:: Data extracts

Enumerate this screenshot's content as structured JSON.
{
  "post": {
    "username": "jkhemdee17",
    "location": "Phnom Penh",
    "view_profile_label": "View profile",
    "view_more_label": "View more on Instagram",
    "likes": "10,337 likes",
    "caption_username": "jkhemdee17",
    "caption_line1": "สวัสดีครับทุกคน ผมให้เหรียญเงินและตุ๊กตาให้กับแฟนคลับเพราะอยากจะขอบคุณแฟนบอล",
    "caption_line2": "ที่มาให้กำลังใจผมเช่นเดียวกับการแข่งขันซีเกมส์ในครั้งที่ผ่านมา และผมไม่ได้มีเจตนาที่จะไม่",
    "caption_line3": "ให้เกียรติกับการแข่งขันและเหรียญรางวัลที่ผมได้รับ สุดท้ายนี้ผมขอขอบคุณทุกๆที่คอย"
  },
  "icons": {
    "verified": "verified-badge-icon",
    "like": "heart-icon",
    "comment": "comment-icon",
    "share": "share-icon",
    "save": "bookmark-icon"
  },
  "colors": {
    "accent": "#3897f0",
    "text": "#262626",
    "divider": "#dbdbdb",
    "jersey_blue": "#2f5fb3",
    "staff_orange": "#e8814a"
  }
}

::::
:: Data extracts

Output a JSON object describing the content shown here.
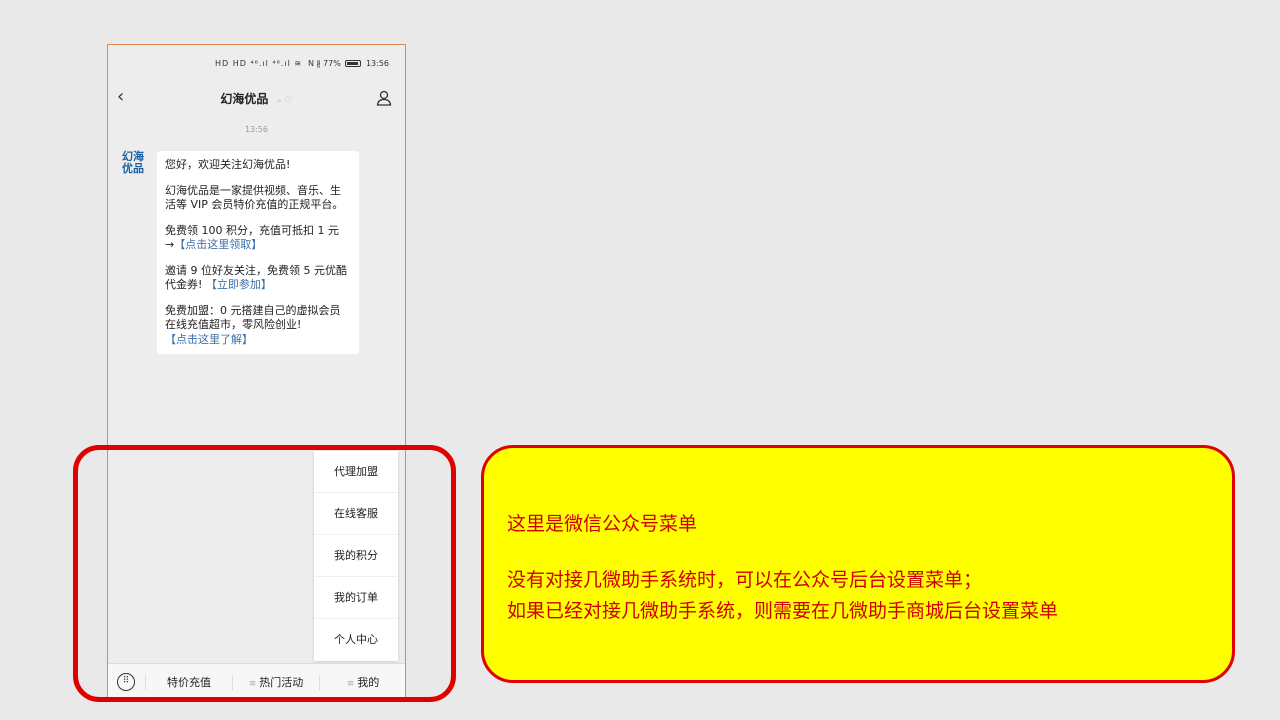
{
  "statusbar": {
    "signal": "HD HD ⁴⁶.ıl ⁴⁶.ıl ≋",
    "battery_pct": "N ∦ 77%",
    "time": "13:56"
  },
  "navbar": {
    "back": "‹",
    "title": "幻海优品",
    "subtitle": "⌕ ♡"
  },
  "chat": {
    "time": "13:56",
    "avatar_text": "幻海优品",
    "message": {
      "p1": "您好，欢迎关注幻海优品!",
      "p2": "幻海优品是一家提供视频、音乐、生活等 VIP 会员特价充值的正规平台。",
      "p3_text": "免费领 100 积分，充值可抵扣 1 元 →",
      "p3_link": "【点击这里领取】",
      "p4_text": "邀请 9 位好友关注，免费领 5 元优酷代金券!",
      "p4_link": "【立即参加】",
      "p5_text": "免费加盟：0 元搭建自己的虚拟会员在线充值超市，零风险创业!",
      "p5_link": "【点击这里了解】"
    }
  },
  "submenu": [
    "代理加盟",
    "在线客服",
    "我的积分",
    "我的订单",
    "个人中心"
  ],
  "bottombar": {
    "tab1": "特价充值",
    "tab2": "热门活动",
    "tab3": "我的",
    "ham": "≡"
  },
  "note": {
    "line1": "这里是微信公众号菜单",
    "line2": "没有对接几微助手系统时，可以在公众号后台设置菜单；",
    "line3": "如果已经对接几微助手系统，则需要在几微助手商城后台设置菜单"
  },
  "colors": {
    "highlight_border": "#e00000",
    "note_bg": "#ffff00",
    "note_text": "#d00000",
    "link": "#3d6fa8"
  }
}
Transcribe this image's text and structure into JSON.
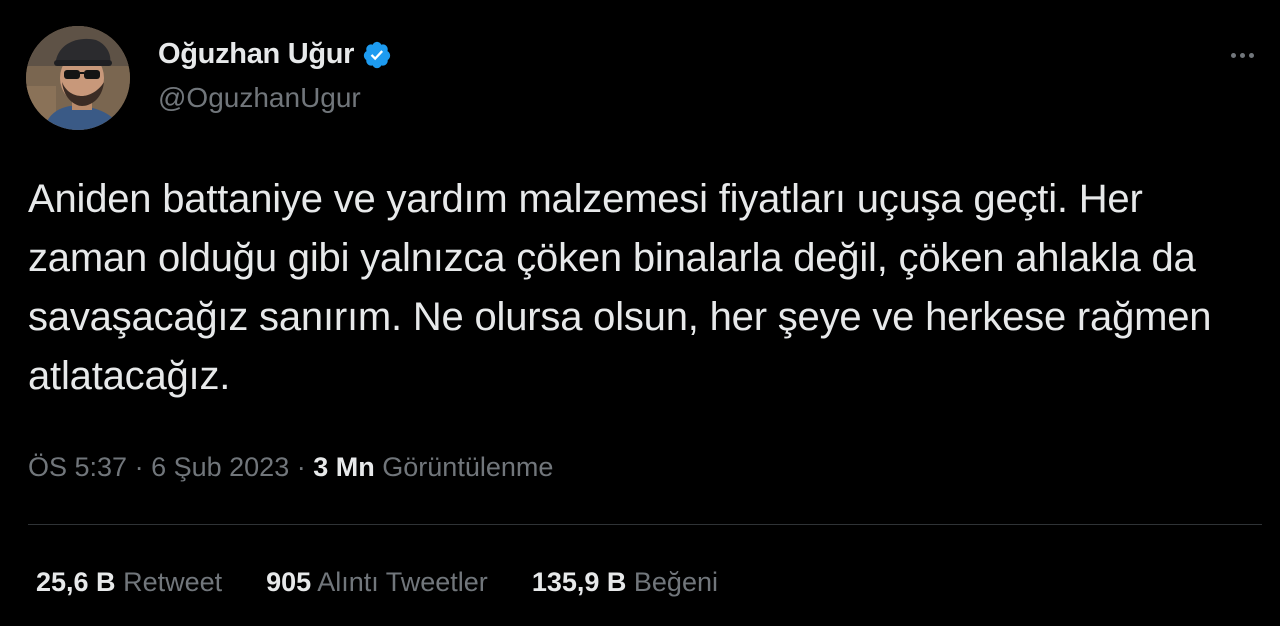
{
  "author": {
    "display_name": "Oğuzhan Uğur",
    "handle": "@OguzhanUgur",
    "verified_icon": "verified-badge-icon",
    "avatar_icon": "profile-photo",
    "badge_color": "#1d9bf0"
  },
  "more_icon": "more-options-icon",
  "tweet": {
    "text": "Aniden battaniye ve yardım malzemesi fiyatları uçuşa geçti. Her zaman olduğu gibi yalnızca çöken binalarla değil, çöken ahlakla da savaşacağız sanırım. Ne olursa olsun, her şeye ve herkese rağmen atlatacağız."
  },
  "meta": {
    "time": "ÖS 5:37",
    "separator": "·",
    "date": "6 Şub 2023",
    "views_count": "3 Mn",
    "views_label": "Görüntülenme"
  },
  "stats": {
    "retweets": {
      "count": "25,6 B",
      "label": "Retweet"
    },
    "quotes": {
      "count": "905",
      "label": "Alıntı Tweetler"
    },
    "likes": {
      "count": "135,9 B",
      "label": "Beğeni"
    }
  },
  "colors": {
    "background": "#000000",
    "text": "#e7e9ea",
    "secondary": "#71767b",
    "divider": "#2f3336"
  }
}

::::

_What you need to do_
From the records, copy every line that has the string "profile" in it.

_Solution for this problem_
    "view_profile_label": "View profile",
    "avatar_icon": "profile-photo",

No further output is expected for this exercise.